BEGIN Material to process

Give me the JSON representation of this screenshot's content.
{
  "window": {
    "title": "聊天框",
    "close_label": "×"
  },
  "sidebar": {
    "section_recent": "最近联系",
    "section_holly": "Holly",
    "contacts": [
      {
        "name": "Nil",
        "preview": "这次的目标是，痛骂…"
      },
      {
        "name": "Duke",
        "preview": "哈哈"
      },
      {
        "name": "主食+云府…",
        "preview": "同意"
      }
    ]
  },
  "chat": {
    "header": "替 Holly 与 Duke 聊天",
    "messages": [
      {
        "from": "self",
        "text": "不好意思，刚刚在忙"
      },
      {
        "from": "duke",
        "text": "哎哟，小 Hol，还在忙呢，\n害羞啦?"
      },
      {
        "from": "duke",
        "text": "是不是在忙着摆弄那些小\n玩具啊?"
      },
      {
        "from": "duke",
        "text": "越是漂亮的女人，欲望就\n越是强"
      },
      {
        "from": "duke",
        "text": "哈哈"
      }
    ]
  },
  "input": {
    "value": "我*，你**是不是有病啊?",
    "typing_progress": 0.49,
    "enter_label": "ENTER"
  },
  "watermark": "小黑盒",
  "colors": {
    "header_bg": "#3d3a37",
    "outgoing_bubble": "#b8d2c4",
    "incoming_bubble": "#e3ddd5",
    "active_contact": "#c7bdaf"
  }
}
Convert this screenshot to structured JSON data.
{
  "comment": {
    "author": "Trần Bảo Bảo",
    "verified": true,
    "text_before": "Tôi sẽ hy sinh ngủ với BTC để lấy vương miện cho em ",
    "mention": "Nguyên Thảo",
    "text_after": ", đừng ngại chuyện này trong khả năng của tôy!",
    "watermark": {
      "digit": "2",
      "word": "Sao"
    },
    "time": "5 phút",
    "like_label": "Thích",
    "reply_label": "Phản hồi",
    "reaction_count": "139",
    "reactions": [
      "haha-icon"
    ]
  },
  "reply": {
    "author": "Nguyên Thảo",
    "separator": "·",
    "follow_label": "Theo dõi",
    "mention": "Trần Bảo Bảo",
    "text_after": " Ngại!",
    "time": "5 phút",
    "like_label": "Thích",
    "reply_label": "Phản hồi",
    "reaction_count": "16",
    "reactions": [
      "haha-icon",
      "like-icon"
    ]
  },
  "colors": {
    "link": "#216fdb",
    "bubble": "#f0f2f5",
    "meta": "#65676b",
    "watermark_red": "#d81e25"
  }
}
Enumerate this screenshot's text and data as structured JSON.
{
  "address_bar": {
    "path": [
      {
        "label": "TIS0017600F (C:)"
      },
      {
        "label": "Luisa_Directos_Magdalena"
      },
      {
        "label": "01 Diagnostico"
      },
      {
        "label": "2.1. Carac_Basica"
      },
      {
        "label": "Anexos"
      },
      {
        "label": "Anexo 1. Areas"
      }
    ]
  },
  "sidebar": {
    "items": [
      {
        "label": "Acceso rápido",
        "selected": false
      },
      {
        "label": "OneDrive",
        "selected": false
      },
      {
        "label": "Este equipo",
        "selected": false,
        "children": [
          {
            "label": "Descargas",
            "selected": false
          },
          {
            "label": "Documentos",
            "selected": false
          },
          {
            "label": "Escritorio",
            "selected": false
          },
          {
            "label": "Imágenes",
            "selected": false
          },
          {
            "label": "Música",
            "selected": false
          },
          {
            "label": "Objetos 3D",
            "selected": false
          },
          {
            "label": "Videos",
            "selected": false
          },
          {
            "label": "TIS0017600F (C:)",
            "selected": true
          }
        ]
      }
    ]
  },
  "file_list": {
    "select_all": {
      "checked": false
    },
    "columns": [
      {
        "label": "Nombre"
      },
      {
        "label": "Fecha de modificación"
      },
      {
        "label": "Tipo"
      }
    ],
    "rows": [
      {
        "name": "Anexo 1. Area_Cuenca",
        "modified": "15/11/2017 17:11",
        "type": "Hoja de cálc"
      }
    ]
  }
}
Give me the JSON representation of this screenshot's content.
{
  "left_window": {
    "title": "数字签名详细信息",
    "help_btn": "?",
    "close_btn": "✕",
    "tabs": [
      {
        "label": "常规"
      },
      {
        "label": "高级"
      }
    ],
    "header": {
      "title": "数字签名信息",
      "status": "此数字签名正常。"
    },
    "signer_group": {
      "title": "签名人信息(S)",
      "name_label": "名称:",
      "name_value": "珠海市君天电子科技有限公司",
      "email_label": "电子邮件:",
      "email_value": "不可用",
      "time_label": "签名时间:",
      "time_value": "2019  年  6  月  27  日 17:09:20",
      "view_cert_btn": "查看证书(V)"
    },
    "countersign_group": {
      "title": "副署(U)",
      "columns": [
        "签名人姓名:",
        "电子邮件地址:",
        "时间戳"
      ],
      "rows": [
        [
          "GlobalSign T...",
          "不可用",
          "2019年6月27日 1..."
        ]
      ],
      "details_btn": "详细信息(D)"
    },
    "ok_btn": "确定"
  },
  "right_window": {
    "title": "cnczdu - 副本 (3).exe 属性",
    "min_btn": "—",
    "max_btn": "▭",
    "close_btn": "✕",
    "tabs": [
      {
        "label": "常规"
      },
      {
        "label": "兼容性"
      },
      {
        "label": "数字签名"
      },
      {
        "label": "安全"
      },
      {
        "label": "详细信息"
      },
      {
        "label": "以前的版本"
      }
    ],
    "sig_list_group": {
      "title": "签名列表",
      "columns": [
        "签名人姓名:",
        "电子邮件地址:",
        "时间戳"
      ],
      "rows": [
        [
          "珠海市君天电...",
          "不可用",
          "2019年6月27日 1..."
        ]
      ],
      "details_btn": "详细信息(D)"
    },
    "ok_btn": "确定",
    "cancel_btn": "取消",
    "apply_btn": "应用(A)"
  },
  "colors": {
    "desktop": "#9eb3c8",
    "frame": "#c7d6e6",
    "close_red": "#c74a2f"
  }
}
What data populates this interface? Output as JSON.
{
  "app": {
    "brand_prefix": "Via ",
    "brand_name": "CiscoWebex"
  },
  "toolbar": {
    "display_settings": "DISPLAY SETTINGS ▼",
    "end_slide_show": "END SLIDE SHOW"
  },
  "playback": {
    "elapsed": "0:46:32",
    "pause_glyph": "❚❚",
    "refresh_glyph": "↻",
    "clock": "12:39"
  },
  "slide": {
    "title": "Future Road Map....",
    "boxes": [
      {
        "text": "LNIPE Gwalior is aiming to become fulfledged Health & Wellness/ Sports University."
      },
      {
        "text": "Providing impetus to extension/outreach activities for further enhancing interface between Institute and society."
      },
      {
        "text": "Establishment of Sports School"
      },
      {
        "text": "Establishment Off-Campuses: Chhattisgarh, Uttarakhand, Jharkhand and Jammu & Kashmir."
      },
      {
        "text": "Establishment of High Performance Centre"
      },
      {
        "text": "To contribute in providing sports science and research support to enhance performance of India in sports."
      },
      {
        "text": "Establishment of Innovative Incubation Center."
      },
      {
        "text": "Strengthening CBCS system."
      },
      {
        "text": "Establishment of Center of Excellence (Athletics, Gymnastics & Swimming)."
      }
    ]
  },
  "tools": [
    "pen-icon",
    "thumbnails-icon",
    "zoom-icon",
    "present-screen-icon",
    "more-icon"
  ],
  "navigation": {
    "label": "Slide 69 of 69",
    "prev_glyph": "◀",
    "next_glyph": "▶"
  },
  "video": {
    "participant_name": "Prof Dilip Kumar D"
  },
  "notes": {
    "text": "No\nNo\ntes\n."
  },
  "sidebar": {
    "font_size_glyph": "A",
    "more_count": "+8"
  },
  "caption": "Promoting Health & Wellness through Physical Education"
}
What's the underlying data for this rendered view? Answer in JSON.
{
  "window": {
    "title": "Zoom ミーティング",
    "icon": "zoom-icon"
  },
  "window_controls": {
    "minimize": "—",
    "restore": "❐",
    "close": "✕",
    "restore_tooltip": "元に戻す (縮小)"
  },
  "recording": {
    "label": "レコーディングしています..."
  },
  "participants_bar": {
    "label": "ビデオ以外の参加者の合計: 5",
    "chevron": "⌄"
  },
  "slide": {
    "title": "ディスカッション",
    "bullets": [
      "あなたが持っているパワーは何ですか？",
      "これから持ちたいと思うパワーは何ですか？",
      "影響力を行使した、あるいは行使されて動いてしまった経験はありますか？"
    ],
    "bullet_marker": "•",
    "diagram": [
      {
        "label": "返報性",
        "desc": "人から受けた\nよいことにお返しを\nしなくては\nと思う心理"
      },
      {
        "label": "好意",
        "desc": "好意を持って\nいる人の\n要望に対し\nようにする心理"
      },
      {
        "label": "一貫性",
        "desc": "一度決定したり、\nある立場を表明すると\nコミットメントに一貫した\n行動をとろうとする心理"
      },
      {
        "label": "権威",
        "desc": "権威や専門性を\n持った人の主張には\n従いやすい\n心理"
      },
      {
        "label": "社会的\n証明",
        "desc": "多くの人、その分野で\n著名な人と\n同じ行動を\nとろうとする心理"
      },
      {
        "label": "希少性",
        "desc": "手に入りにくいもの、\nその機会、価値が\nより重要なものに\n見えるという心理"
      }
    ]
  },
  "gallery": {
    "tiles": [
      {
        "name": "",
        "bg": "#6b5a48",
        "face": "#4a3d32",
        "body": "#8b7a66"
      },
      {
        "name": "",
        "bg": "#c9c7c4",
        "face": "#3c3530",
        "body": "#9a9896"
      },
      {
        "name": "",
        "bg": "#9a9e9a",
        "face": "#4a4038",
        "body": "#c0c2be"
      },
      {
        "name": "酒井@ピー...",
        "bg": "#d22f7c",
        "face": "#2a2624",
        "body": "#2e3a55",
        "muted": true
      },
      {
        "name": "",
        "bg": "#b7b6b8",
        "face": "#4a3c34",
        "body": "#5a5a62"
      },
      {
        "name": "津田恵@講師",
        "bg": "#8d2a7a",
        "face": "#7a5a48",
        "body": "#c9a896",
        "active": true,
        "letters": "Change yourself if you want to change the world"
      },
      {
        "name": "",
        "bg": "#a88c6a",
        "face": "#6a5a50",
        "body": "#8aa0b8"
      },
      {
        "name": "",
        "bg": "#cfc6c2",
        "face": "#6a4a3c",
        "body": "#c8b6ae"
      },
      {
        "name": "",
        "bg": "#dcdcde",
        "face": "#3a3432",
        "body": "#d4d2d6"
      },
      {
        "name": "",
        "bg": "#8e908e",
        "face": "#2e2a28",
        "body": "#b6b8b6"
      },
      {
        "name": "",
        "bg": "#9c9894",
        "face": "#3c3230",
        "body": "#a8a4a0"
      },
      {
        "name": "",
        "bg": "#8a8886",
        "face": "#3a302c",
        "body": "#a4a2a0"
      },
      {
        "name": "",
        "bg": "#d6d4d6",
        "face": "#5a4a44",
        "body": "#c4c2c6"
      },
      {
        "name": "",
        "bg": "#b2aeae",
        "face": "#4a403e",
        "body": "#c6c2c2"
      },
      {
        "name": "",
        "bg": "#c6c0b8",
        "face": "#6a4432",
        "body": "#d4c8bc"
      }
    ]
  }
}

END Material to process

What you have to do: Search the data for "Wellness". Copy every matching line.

Solved problem:
        "text": "LNIPE Gwalior is aiming to become fulfledged Health & Wellness/ Sports University."
  "caption": "Promoting Health & Wellness through Physical Education"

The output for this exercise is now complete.